_REQUIRED ACTION_: Of all the lines in these entries, count those that contain "JSON" and give only the total.

Items listed in a dataset
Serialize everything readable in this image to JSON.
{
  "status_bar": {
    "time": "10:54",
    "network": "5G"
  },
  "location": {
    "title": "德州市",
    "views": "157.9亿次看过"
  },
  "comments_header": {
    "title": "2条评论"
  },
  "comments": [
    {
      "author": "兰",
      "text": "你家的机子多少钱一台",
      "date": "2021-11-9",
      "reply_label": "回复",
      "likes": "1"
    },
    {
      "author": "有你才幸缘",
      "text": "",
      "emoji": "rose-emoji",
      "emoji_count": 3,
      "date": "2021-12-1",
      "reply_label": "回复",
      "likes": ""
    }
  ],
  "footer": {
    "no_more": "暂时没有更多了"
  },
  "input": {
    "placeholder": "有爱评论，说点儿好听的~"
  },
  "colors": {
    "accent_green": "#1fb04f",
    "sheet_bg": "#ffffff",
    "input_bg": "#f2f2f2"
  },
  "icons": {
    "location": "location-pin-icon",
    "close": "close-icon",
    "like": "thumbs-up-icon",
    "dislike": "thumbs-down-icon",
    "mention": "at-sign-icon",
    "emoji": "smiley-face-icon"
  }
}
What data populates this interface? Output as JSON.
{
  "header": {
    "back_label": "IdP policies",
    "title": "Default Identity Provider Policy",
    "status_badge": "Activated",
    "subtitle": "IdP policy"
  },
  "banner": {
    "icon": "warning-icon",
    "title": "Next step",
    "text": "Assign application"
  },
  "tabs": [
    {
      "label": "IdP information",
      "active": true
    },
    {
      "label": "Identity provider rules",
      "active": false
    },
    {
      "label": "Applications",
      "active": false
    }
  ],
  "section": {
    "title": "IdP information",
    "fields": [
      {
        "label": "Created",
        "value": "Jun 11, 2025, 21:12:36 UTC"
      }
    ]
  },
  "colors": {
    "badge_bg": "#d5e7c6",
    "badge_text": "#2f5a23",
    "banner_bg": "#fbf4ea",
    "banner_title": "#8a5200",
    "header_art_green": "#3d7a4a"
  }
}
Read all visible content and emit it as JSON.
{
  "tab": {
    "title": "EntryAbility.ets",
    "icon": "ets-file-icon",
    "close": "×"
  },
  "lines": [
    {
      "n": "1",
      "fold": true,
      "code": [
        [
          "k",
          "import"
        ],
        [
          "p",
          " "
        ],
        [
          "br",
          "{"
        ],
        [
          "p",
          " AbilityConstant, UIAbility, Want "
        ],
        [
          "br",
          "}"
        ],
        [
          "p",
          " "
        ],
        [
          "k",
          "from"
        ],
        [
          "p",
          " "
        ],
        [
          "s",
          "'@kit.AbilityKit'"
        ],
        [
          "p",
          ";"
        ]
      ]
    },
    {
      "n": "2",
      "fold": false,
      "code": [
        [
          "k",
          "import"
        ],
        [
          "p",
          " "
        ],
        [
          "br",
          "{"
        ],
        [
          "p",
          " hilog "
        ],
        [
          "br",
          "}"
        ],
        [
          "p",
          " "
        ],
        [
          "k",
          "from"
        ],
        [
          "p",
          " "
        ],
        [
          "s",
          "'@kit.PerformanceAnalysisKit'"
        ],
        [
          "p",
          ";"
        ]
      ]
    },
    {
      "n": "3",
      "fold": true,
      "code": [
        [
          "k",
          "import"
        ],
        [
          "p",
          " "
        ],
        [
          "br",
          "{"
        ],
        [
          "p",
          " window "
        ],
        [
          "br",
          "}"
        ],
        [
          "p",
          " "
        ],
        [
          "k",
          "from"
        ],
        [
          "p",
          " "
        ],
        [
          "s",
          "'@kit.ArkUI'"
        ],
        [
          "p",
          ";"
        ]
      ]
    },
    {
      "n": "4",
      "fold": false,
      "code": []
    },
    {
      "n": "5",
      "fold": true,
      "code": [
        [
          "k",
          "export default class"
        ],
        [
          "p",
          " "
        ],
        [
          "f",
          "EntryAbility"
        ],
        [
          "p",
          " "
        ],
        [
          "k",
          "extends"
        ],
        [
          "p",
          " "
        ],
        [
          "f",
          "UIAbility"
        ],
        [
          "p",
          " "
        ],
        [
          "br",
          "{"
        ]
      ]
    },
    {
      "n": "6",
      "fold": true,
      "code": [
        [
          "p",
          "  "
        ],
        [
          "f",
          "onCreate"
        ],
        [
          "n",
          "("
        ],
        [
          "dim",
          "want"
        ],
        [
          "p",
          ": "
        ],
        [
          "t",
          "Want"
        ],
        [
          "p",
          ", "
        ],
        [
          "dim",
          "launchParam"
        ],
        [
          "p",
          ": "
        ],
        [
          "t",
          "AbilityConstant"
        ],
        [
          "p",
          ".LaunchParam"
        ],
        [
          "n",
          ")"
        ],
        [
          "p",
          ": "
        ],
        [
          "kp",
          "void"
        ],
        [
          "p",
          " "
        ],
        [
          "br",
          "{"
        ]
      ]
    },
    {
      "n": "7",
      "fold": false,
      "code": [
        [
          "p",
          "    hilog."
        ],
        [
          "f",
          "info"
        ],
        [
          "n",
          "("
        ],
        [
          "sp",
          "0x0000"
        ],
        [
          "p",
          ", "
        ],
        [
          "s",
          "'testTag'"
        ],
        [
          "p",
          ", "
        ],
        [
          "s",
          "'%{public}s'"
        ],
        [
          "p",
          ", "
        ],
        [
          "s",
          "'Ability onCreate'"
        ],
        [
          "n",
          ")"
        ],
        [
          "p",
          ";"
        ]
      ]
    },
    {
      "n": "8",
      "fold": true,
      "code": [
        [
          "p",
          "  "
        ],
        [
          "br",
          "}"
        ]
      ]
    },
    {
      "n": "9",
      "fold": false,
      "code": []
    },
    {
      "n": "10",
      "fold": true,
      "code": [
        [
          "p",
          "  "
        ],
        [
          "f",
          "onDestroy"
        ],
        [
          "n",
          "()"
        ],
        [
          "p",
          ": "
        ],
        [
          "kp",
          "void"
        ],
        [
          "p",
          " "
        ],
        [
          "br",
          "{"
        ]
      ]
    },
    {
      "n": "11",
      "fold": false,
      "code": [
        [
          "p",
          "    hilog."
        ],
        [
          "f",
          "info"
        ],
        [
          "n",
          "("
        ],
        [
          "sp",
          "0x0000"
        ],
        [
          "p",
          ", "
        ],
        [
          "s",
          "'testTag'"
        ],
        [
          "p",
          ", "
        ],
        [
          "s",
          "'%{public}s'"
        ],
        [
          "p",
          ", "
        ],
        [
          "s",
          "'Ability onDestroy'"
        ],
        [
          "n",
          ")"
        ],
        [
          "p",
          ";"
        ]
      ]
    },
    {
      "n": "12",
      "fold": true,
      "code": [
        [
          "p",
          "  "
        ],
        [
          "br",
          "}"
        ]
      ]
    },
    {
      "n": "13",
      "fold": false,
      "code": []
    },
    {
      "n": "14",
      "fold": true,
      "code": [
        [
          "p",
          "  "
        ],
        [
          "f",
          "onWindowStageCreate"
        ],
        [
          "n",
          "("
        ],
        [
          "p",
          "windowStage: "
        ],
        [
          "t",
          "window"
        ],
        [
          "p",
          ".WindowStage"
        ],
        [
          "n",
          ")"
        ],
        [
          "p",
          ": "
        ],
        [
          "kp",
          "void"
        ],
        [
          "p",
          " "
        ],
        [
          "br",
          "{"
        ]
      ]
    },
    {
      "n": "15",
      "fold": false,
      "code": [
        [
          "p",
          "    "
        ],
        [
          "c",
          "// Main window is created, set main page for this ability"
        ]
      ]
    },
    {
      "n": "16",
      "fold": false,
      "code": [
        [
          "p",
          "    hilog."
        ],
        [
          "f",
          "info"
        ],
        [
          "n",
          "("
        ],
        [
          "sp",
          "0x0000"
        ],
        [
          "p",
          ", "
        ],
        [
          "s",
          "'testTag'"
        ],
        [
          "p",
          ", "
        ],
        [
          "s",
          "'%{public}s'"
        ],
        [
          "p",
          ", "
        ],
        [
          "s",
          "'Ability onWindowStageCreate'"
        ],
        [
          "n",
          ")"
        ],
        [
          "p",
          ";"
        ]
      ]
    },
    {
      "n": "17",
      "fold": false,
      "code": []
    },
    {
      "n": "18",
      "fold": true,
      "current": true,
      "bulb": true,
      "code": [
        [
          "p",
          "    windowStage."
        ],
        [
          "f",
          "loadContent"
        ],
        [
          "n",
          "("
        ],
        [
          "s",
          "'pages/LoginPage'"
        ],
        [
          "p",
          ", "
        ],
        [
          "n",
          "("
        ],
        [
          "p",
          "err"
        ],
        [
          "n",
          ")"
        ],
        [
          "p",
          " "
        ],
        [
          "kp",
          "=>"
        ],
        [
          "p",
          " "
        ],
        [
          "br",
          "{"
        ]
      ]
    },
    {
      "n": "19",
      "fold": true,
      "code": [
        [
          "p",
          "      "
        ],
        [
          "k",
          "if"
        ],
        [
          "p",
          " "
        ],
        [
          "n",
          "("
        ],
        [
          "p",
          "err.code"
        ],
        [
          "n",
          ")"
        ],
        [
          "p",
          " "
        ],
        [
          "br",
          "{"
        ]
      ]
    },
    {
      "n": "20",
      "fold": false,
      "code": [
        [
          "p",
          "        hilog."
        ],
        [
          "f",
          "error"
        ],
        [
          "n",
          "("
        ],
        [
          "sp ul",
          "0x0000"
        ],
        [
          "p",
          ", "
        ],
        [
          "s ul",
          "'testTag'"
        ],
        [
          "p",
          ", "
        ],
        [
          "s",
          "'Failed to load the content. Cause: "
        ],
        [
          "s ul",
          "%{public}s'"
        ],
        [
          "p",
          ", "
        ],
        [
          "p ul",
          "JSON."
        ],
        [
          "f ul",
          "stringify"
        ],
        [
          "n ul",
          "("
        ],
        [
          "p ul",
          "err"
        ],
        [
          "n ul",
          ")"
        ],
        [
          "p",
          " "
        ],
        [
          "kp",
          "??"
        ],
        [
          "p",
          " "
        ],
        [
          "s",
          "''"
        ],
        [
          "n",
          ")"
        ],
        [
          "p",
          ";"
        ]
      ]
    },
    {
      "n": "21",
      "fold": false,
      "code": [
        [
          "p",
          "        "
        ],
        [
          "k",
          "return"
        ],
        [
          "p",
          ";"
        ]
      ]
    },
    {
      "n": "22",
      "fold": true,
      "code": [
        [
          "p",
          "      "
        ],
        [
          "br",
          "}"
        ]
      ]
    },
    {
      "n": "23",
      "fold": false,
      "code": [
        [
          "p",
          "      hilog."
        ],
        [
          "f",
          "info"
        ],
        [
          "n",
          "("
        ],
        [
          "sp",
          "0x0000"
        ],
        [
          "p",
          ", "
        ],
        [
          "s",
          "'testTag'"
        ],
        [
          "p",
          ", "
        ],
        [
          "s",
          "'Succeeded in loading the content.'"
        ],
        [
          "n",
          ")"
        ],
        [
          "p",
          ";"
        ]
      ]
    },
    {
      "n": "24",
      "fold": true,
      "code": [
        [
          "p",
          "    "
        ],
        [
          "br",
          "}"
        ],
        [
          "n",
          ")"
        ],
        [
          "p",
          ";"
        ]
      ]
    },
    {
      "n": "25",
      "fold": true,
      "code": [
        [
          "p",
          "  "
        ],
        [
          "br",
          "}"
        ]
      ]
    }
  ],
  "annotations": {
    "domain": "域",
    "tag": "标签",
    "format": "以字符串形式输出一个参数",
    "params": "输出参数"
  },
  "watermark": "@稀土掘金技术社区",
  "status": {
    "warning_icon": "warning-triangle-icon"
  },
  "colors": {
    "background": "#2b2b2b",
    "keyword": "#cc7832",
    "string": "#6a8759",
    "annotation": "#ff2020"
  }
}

_SOLUTION TO THIS TASK_: 4